- TASK DETAILS: Each record below should be repeated precisely as written.

*** STORED DATA ***

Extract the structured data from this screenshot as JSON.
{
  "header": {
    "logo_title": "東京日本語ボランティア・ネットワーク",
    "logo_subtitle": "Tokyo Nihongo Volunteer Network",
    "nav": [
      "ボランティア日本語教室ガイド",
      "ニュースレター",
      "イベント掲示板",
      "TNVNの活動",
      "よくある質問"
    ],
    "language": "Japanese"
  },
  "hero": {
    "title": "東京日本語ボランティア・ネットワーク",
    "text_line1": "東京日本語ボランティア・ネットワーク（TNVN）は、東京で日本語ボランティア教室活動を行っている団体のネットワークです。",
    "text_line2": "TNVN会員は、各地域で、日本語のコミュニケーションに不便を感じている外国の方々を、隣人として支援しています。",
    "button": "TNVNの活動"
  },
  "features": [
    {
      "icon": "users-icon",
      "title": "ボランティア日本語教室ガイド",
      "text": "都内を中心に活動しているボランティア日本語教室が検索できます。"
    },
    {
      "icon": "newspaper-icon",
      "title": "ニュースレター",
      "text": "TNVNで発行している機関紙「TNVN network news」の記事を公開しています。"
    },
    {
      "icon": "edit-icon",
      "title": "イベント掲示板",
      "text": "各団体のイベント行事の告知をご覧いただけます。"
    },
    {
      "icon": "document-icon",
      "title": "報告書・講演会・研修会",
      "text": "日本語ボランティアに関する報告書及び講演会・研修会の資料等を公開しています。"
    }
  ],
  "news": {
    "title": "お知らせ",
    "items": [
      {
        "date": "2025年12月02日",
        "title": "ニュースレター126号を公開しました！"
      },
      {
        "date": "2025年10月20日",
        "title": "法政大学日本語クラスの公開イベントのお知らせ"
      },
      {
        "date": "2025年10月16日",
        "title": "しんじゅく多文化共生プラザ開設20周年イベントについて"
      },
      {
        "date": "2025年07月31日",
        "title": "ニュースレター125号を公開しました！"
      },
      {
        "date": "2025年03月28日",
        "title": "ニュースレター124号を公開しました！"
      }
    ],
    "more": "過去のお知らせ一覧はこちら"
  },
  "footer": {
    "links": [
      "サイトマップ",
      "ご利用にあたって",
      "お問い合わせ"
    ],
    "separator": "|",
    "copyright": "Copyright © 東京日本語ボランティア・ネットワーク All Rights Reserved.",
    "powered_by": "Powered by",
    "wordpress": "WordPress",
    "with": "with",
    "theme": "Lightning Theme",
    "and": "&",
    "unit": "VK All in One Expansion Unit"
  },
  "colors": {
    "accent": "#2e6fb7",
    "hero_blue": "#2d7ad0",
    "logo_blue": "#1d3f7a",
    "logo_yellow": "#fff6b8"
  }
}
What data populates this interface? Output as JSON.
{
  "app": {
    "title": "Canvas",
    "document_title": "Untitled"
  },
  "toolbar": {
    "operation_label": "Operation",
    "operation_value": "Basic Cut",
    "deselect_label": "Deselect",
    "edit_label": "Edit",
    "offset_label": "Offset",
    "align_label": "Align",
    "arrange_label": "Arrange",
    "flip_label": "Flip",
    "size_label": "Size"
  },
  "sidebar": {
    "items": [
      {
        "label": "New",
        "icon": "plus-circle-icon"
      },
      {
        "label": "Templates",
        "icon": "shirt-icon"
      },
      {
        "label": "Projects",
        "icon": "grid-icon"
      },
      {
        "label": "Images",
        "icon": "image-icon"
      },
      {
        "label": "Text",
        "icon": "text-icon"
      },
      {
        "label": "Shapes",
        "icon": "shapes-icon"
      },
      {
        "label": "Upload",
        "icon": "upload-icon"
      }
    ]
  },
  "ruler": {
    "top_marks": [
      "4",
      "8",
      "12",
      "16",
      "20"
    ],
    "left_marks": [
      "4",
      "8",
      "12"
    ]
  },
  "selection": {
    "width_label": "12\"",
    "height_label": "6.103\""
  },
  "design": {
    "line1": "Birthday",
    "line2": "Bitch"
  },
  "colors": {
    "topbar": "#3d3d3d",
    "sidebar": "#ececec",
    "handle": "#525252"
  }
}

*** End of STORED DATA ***

- ANSWER TO THIS TASK:
Extract the structured data from this screenshot as JSON.
{
  "header": {
    "logo_title": "東京日本語ボランティア・ネットワーク",
    "logo_subtitle": "Tokyo Nihongo Volunteer Network",
    "nav": [
      "ボランティア日本語教室ガイド",
      "ニュースレター",
      "イベント掲示板",
      "TNVNの活動",
      "よくある質問"
    ],
    "language": "Japanese"
  },
  "hero": {
    "title": "東京日本語ボランティア・ネットワーク",
    "text_line1": "東京日本語ボランティア・ネットワーク（TNVN）は、東京で日本語ボランティア教室活動を行っている団体のネットワークです。",
    "text_line2": "TNVN会員は、各地域で、日本語のコミュニケーションに不便を感じている外国の方々を、隣人として支援しています。",
    "button": "TNVNの活動"
  },
  "features": [
    {
      "icon": "users-icon",
      "title": "ボランティア日本語教室ガイド",
      "text": "都内を中心に活動しているボランティア日本語教室が検索できます。"
    },
    {
      "icon": "newspaper-icon",
      "title": "ニュースレター",
      "text": "TNVNで発行している機関紙「TNVN network news」の記事を公開しています。"
    },
    {
      "icon": "edit-icon",
      "title": "イベント掲示板",
      "text": "各団体のイベント行事の告知をご覧いただけます。"
    },
    {
      "icon": "document-icon",
      "title": "報告書・講演会・研修会",
      "text": "日本語ボランティアに関する報告書及び講演会・研修会の資料等を公開しています。"
    }
  ],
  "news": {
    "title": "お知らせ",
    "items": [
      {
        "date": "2025年12月02日",
        "title": "ニュースレター126号を公開しました！"
      },
      {
        "date": "2025年10月20日",
        "title": "法政大学日本語クラスの公開イベントのお知らせ"
      },
      {
        "date": "2025年10月16日",
        "title": "しんじゅく多文化共生プラザ開設20周年イベントについて"
      },
      {
        "date": "2025年07月31日",
        "title": "ニュースレター125号を公開しました！"
      },
      {
        "date": "2025年03月28日",
        "title": "ニュースレター124号を公開しました！"
      }
    ],
    "more": "過去のお知らせ一覧はこちら"
  },
  "footer": {
    "links": [
      "サイトマップ",
      "ご利用にあたって",
      "お問い合わせ"
    ],
    "separator": "|",
    "copyright": "Copyright © 東京日本語ボランティア・ネットワーク All Rights Reserved.",
    "powered_by": "Powered by",
    "wordpress": "WordPress",
    "with": "with",
    "theme": "Lightning Theme",
    "and": "&",
    "unit": "VK All in One Expansion Unit"
  },
  "colors": {
    "accent": "#2e6fb7",
    "hero_blue": "#2d7ad0",
    "logo_blue": "#1d3f7a",
    "logo_yellow": "#fff6b8"
  }
}
What data populates this interface? Output as JSON.
{
  "app": {
    "title": "Canvas",
    "document_title": "Untitled"
  },
  "toolbar": {
    "operation_label": "Operation",
    "operation_value": "Basic Cut",
    "deselect_label": "Deselect",
    "edit_label": "Edit",
    "offset_label": "Offset",
    "align_label": "Align",
    "arrange_label": "Arrange",
    "flip_label": "Flip",
    "size_label": "Size"
  },
  "sidebar": {
    "items": [
      {
        "label": "New",
        "icon": "plus-circle-icon"
      },
      {
        "label": "Templates",
        "icon": "shirt-icon"
      },
      {
        "label": "Projects",
        "icon": "grid-icon"
      },
      {
        "label": "Images",
        "icon": "image-icon"
      },
      {
        "label": "Text",
        "icon": "text-icon"
      },
      {
        "label": "Shapes",
        "icon": "shapes-icon"
      },
      {
        "label": "Upload",
        "icon": "upload-icon"
      }
    ]
  },
  "ruler": {
    "top_marks": [
      "4",
      "8",
      "12",
      "16",
      "20"
    ],
    "left_marks": [
      "4",
      "8",
      "12"
    ]
  },
  "selection": {
    "width_label": "12\"",
    "height_label": "6.103\""
  },
  "design": {
    "line1": "Birthday",
    "line2": "Bitch"
  },
  "colors": {
    "topbar": "#3d3d3d",
    "sidebar": "#ececec",
    "handle": "#525252"
  }
}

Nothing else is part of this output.